Everys is entering the market by acquiring the practice of a local firm with a presence in Tehran and Shiraz. This is a substantially riskier commitment than merely servicing the market from an ‘Iran desk’ in London or Dubai, but one that should pay off in a culture as distinct as Iran’s.
All in all, an impressive advertisement for the get-up-and-go spirit of the UK professional services sector. We hope the sector’s critics, and the government, take note.
This does not mean that every law firm should have a representative on the plane to Tehran tomorrow. For a start, there’s a dearth of direct flights (memo to David Cameron: we don’t need a decision on a new Heathrow runway now, we need a new Heathrow runway now) and obtaining visas is still tricky. Dealing with Iran requires cultural sensitivity, and not just that gained in a couple of years of living in an ex-pat package on the Arab side of the Gulf. A bit of historical awareness is handy, too; apparent paranoia about British power is at least partially explicable by Britain’s record of interference in Iran in the mid-twentieth century and before.
In a volatile part of the world, there is still plenty of room for things to go wrong. In its briefing on the nuclear deal, international firm Clyde & Co pointed out yesterday that a number of hurdles remain to be cleared before any sanctions are lifted. One is US Congressional approval. Iran must also begin implementing the agreed ‘roadmap’, subject to president Obama’s threat of sanctions ‘snapping back into place’.
And even if it plays by the nuclear rules, Iran should still come under fierce international scrutiny for its human rights record and habit of sponsoring terrorist activity both regionally and further afield.
Nonetheless, Iran is now the regional superpower with a population of 70 million people whose aspirations deserve to be taken seriously.

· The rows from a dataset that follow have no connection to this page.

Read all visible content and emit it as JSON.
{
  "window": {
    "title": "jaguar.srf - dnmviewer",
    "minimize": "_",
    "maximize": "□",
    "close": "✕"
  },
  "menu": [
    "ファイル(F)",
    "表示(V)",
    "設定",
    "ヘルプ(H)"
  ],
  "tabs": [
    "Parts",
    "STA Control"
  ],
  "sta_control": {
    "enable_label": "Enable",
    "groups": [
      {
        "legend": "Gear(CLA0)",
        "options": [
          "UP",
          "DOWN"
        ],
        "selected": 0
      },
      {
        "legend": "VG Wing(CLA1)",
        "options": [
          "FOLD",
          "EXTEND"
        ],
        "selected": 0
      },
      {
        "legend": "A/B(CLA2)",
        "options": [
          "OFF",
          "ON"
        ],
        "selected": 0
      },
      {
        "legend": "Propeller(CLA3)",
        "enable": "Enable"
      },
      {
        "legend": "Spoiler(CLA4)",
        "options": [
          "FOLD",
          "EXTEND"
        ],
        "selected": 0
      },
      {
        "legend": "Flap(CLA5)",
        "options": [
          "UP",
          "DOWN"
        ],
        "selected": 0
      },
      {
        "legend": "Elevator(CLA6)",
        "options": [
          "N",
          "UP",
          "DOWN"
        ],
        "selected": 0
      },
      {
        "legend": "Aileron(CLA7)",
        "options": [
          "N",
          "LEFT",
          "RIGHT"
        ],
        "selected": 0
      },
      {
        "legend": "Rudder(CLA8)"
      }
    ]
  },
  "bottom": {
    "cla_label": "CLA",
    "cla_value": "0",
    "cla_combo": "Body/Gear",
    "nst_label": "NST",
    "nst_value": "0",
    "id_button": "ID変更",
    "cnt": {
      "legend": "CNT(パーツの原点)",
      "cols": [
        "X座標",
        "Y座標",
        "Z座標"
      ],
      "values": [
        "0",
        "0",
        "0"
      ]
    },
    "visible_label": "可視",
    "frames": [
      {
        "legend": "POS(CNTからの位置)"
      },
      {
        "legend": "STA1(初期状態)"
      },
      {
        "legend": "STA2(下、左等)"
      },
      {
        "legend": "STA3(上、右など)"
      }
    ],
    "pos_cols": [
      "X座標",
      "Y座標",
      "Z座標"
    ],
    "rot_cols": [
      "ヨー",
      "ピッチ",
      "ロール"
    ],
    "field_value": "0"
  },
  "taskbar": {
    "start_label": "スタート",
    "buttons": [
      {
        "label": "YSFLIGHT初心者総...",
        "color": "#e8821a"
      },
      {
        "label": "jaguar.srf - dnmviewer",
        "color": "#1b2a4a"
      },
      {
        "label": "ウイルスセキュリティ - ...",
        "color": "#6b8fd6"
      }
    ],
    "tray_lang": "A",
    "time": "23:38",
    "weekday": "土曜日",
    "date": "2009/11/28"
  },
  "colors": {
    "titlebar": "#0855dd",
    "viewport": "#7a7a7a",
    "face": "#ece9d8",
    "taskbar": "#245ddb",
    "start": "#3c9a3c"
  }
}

Michael Cross is Gazette news editor. He has followed events in Iran for 40 years.